Oceana Canada was established in 2015 as an independent charity and is part of the largest international group dedicated solely to ocean conservation. Canada has the longest coastline in the world, with an ocean surface area of 7.1 million square kilometres, or 70 per cent of its landmass. Oceana Canada believes that we have an obligation to our country, and the world, to manage our natural resources responsibly and provide a sustainable source of protein for the world’s growing population. Oceana Canada works with civil society, academics, fishers and government to return Canada's formerly vibrant oceans to health and abundance. By restoring Canada's oceans, we can strengthen our communities, reap greater economic and nutritional benefits, and protect our future.
About Dalhousie University
Dalhousie University is internationally known as one of North America’s most welcoming universities. Founded in 1818, Dalhousie is one of Canada’s oldest universities, attracting more than 18,500 students from around the world. Located on Canada’s East Coast, the university blends world-class academic programs with leading-edge research.
About Memorial University of Newfoundland
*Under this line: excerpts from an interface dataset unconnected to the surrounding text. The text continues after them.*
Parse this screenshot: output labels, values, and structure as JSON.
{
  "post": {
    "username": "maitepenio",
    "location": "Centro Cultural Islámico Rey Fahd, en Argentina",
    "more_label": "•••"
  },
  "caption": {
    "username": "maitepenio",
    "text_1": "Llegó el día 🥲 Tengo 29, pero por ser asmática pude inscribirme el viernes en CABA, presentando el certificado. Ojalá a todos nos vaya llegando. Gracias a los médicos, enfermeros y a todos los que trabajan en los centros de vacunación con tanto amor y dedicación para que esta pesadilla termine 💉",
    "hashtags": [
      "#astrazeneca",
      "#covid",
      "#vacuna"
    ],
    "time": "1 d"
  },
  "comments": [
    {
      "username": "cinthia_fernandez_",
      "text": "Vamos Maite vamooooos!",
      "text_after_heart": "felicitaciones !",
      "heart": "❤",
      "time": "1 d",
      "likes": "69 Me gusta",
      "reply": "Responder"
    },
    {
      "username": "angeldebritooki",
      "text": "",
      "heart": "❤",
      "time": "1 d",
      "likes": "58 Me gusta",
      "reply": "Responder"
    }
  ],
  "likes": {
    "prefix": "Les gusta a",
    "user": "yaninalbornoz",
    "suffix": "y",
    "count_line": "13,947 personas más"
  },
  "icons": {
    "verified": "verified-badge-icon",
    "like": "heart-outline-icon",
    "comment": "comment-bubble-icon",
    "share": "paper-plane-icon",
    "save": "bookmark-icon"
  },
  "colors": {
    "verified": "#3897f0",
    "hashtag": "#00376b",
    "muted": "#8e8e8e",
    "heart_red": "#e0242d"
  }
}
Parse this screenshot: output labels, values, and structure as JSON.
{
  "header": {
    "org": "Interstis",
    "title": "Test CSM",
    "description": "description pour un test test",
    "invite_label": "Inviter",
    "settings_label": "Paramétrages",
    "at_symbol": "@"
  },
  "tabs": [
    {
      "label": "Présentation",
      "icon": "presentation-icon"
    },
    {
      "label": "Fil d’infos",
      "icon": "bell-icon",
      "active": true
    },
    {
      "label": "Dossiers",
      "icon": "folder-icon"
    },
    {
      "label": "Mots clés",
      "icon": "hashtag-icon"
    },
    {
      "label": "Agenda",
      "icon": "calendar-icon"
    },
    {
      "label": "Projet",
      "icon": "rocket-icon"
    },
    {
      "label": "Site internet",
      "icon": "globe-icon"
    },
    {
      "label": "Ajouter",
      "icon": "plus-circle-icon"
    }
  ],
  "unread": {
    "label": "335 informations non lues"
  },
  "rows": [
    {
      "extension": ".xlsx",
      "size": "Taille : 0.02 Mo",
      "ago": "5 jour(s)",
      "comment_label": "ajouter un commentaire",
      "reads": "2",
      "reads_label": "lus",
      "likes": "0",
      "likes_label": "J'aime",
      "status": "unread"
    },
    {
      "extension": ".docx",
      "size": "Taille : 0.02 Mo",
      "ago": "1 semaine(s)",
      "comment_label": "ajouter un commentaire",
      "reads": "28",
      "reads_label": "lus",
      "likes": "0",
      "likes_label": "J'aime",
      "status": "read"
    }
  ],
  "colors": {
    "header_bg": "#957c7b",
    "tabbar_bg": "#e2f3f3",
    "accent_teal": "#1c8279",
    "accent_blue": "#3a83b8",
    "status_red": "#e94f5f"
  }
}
Perched on Canada's North Atlantic coast, Memorial University of Newfoundland is a destination for discovery. A beacon for the 21st-century explorer, Newfoundland and Labrador's university is a unique learning community dedicated to those who lost their lives in the First World War and in subsequent conflicts. Today more than 18,000 students and 5,000 faculty and staff from nearly 100 countries come together to explore. From the classics to advanced technology, the university offers certificate, diploma, undergraduate, graduate and post-graduate programs across four campuses and through online education. A global network of almost 90,000 accomplished alumni throughout the world strengthen Memorial University's reputation for leadership in world-class research, teaching and public engagement.